**What is expected:**
Every line of the following records that includes "handle" should be copied.

────────

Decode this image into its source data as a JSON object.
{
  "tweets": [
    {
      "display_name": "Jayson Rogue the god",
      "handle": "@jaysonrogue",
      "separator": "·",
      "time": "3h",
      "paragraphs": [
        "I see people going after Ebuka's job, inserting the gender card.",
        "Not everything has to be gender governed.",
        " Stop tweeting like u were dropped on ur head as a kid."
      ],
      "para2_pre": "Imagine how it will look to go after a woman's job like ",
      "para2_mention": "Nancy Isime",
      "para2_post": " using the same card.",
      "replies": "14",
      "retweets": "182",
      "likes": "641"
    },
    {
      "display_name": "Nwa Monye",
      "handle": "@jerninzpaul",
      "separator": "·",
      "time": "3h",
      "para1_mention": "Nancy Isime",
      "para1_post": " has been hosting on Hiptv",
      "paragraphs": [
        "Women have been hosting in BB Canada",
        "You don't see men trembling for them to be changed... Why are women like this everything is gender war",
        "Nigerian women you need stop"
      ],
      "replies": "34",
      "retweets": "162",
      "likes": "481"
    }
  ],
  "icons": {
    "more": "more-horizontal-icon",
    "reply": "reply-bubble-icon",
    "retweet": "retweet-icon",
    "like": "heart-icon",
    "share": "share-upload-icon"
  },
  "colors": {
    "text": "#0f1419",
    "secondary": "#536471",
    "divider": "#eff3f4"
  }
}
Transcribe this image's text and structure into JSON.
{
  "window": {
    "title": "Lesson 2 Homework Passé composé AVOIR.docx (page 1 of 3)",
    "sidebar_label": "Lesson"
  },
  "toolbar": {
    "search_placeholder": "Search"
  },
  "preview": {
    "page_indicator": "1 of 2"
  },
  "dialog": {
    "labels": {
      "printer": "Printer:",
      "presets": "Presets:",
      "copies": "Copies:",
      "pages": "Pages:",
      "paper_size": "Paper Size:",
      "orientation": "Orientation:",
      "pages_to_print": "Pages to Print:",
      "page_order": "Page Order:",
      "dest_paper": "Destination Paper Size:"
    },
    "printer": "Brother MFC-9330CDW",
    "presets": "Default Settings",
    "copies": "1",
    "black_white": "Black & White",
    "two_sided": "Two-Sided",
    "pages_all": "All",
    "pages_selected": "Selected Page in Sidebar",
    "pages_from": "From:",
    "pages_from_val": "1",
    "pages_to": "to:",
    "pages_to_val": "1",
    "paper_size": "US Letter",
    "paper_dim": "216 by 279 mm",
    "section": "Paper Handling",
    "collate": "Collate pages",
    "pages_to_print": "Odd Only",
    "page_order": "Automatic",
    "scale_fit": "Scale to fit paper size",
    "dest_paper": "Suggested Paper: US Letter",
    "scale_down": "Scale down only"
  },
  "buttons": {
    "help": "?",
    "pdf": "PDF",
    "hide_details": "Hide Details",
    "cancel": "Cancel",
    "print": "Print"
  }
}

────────

**Answer for the task:**
      "handle": "@jaysonrogue",
      "handle": "@jerninzpaul",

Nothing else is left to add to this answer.